[Data records for software interfaces]
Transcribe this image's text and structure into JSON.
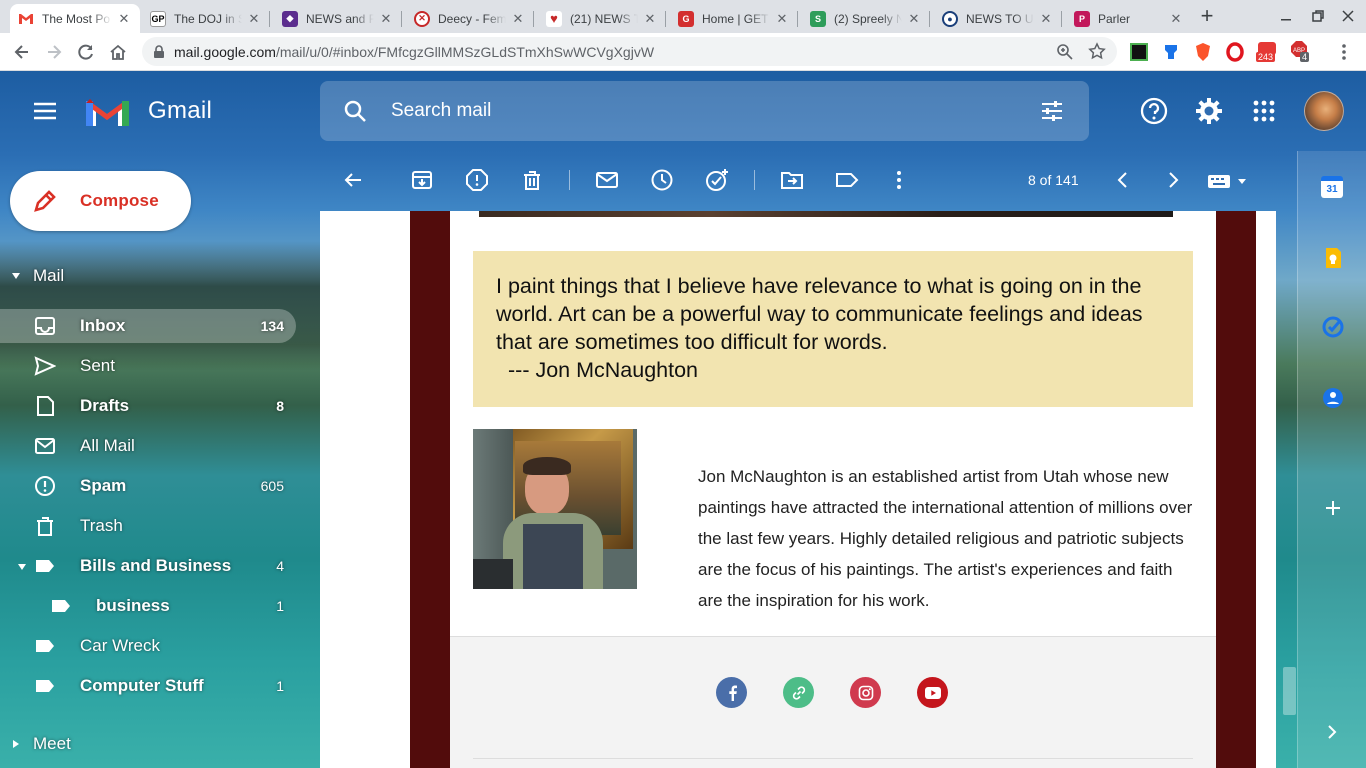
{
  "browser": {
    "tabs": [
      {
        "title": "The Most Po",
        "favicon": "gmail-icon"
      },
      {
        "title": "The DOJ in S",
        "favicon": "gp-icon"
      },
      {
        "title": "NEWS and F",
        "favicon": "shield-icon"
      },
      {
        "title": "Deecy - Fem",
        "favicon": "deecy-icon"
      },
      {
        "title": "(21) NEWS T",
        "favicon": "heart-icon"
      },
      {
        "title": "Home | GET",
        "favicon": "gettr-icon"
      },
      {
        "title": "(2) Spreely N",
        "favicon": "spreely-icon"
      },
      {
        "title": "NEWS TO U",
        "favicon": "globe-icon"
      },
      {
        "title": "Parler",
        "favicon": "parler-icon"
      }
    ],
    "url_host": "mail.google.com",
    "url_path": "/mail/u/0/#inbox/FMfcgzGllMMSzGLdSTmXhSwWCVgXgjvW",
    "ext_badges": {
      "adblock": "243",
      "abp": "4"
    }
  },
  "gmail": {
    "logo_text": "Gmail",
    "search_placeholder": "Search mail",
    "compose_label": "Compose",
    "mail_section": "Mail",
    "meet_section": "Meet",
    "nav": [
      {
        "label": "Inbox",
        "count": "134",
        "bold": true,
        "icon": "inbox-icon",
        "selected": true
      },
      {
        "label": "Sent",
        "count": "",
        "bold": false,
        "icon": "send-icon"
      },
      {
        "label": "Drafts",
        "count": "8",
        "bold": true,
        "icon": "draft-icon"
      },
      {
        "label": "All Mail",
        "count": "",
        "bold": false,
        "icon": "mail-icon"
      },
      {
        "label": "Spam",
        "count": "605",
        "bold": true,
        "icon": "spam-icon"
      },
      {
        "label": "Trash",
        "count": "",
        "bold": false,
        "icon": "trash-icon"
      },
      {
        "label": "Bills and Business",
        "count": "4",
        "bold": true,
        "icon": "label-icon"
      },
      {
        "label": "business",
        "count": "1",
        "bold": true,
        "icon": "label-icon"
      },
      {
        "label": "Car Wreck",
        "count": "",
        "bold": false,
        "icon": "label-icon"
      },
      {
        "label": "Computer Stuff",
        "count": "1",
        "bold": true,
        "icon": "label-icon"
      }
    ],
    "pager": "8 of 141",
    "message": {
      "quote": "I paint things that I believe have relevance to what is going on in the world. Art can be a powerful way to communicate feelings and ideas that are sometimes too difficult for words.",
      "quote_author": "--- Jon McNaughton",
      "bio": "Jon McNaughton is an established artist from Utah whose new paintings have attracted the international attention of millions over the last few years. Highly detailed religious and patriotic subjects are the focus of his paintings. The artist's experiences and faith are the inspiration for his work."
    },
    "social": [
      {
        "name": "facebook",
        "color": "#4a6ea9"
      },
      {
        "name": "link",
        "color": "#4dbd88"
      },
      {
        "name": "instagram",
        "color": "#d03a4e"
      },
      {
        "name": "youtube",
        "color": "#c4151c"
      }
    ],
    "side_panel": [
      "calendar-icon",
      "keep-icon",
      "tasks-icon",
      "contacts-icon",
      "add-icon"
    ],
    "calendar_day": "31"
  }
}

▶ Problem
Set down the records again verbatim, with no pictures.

▶ Result of the task
Transcribe this image's text and structure into JSON.
{
  "browser": {
    "tabs": [
      {
        "title": "The Most Po",
        "favicon": "gmail-icon"
      },
      {
        "title": "The DOJ in S",
        "favicon": "gp-icon"
      },
      {
        "title": "NEWS and F",
        "favicon": "shield-icon"
      },
      {
        "title": "Deecy - Fem",
        "favicon": "deecy-icon"
      },
      {
        "title": "(21) NEWS T",
        "favicon": "heart-icon"
      },
      {
        "title": "Home | GET",
        "favicon": "gettr-icon"
      },
      {
        "title": "(2) Spreely N",
        "favicon": "spreely-icon"
      },
      {
        "title": "NEWS TO U",
        "favicon": "globe-icon"
      },
      {
        "title": "Parler",
        "favicon": "parler-icon"
      }
    ],
    "url_host": "mail.google.com",
    "url_path": "/mail/u/0/#inbox/FMfcgzGllMMSzGLdSTmXhSwWCVgXgjvW",
    "ext_badges": {
      "adblock": "243",
      "abp": "4"
    }
  },
  "gmail": {
    "logo_text": "Gmail",
    "search_placeholder": "Search mail",
    "compose_label": "Compose",
    "mail_section": "Mail",
    "meet_section": "Meet",
    "nav": [
      {
        "label": "Inbox",
        "count": "134",
        "bold": true,
        "icon": "inbox-icon",
        "selected": true
      },
      {
        "label": "Sent",
        "count": "",
        "bold": false,
        "icon": "send-icon"
      },
      {
        "label": "Drafts",
        "count": "8",
        "bold": true,
        "icon": "draft-icon"
      },
      {
        "label": "All Mail",
        "count": "",
        "bold": false,
        "icon": "mail-icon"
      },
      {
        "label": "Spam",
        "count": "605",
        "bold": true,
        "icon": "spam-icon"
      },
      {
        "label": "Trash",
        "count": "",
        "bold": false,
        "icon": "trash-icon"
      },
      {
        "label": "Bills and Business",
        "count": "4",
        "bold": true,
        "icon": "label-icon"
      },
      {
        "label": "business",
        "count": "1",
        "bold": true,
        "icon": "label-icon"
      },
      {
        "label": "Car Wreck",
        "count": "",
        "bold": false,
        "icon": "label-icon"
      },
      {
        "label": "Computer Stuff",
        "count": "1",
        "bold": true,
        "icon": "label-icon"
      }
    ],
    "pager": "8 of 141",
    "message": {
      "quote": "I paint things that I believe have relevance to what is going on in the world. Art can be a powerful way to communicate feelings and ideas that are sometimes too difficult for words.",
      "quote_author": "--- Jon McNaughton",
      "bio": "Jon McNaughton is an established artist from Utah whose new paintings have attracted the international attention of millions over the last few years. Highly detailed religious and patriotic subjects are the focus of his paintings. The artist's experiences and faith are the inspiration for his work."
    },
    "social": [
      {
        "name": "facebook",
        "color": "#4a6ea9"
      },
      {
        "name": "link",
        "color": "#4dbd88"
      },
      {
        "name": "instagram",
        "color": "#d03a4e"
      },
      {
        "name": "youtube",
        "color": "#c4151c"
      }
    ],
    "side_panel": [
      "calendar-icon",
      "keep-icon",
      "tasks-icon",
      "contacts-icon",
      "add-icon"
    ],
    "calendar_day": "31"
  }
}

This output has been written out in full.